Connecting in the community for a demonstration project
After a career in forestry, Hammerstedt saw the need for a better solution for stream crossings. "In the mountains of British Columbia, a logging road might cross up to 20 fish-bearing streams in 40 kilometres. With conventional steel culverts, the soil often erodes around the downstream opening, making it impossible for fish to swim further. This can potentially cut off thousands of kilometres of spawning grounds," explained Hammerstedt.
"[The project] blossomed into a wealth of opportunities that none of us expected. All of that was based on IRAP being able to bring everyone together."
With the new culvert in production, Hammerstedt's challenge was to add new business cases for the product – and to convince traditional roadbuilders and engineers to try something different.
When Hammerstedt met Cal Koskowich, an IRAP Industrial Technology Advisor (ITA), over a casual coffee, Koskowich realized the technology was innovative and viable in new ways. "Since all the materials for a two-lane highway bridge crossing can be loaded into one truck, it costs less to get to remote crossings. Because it's super-light and modular, two people can carry the pieces along a trail to the right location, without the need for heavy equipment."

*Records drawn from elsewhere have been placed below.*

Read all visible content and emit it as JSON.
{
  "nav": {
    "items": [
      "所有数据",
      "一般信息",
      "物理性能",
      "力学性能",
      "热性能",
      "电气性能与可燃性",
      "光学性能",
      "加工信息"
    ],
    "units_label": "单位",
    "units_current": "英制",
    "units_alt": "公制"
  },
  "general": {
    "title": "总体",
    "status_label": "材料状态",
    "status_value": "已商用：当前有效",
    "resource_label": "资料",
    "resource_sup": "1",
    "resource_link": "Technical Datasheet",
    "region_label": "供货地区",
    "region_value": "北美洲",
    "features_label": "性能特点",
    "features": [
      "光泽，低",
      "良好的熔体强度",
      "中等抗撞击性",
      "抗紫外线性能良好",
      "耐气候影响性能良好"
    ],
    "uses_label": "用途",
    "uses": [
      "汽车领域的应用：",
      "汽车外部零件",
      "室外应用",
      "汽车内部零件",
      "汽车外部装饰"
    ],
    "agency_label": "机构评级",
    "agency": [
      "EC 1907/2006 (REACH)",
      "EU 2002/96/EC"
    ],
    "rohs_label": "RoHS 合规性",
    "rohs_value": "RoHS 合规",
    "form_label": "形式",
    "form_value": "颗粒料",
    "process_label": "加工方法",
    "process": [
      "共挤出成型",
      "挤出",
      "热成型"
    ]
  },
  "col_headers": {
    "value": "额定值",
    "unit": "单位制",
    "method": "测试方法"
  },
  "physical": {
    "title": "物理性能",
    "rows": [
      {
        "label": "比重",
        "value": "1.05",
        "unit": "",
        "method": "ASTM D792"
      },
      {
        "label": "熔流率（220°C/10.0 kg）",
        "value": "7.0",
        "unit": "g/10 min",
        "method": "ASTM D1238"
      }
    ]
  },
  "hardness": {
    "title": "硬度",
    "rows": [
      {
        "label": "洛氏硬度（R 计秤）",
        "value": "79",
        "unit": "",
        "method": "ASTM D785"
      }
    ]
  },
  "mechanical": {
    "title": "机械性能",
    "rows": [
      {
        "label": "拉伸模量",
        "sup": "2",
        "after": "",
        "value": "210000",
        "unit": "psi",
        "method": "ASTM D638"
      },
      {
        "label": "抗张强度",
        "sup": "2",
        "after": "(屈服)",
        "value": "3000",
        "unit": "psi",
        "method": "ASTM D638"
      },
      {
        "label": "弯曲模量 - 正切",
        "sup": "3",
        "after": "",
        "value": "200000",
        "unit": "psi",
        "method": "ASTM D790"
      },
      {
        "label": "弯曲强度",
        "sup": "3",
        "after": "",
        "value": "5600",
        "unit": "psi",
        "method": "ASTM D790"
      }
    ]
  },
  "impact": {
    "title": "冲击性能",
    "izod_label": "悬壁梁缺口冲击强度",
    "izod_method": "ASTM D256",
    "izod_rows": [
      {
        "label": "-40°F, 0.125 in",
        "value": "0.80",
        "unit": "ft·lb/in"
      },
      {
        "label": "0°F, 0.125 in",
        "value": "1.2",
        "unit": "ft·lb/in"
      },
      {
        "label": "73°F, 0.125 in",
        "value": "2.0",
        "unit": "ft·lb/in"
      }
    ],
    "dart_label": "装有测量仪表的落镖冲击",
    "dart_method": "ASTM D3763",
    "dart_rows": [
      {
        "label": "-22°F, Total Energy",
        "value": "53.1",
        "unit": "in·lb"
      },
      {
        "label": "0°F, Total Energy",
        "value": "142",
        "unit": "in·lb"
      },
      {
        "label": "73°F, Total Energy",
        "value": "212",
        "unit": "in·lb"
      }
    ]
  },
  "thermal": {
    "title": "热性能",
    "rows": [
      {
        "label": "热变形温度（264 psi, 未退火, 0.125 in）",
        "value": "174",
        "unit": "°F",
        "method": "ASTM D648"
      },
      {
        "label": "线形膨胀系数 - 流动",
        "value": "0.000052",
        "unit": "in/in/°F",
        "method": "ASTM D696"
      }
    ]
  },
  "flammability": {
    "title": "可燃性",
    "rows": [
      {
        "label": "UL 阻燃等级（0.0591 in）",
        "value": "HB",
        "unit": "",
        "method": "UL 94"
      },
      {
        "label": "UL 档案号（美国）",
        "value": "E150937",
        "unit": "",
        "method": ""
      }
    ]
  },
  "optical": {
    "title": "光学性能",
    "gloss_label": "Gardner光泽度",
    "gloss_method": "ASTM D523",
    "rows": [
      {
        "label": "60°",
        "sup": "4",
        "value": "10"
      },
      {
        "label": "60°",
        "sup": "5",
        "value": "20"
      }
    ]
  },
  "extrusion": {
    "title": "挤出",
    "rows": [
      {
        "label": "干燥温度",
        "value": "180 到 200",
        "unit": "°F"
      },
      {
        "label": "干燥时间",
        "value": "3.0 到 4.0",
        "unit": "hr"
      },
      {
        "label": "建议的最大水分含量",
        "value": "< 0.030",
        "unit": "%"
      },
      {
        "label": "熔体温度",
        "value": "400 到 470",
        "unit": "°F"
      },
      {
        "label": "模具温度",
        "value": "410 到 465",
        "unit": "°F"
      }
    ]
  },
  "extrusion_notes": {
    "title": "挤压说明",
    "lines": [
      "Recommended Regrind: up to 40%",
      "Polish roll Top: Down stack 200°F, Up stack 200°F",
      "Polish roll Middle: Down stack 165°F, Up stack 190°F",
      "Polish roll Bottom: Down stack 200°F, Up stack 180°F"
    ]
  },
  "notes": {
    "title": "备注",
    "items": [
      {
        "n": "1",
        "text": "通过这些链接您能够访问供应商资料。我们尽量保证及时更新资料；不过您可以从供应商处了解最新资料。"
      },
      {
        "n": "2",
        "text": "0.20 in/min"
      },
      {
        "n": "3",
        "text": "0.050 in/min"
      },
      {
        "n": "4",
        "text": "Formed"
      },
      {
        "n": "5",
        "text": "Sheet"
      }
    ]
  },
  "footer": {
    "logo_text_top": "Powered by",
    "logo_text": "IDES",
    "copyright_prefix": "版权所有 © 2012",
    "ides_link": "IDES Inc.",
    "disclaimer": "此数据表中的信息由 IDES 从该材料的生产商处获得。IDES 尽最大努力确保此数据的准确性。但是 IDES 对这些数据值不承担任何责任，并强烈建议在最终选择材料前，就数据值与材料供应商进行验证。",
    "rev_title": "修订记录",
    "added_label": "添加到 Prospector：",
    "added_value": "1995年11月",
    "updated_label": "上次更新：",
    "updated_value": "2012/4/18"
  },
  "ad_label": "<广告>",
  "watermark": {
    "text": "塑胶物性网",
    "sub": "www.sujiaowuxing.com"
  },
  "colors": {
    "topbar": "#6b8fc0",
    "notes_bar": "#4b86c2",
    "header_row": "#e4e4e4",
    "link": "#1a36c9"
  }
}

The ITA engaged. Using his network of contacts, Koskowich introduced Hammerstedt to researchers at the Lethbridge College and pointed the company to the Natural Sciences and Engineering Research Council's (NSERC) Community College Innovation Program for funding. A stream crossing in the park near the college had needed replacing for some time, so Koskowich also connected Hammerstedt with officials at the City of Lethbridge to launch a pilot project in 2015. That project collected new, needed data on fish habitat and behaviours at a stream crossing.
The project easily met the anticipated outcomes. Culvert materials were loaded on a four-wheel ATV and installed in a half day instead of a week – with virtually no streambed disruption.
"With an initial quote of $400,000, the City was having trouble getting the needed budget. It's in a very narrow valley, where heavier materials could only be dropped in by helicopter. In the end, the construction of the new trail and culvert installation cost about $190,000," said Hammerstedt. "It was a fantastic opportunity for the College's students to do research. The City got a very safe, stable and affordable stream crossing."
"The City is keen on doing more projects with the College. It blossomed into a wealth of opportunities that none of us expected. All of that was based on IRAP being able to bring everyone together to use a new technology and address an old need."
Environmental success leads to business growth
Enviro Span is moving forward with its business strategy, thanks to the data collected by the Lethbridge demonstration project. "We have increased sales, and have signed on a new distributor largely as a result of the excitement we generated with the project," reported Hammerstedt. "A video made by Lethbridge College is proving very useful as a marketing tool."
"We now have installations across the United States, and have a few in Ontario, Quebec, and Alberta, and many in BC, where environmental protection is a priority."
With an eye on the potential impact of climate change on road building in sensitive and northern ecosystems, Hammerstedt can see the opportunities for further business growth. "The culvert has value beyond the forest industry. It's also useful for country roads and town roads, and we have a few of these in Canada too."
Report a problem or mistake on this page
- Date modified: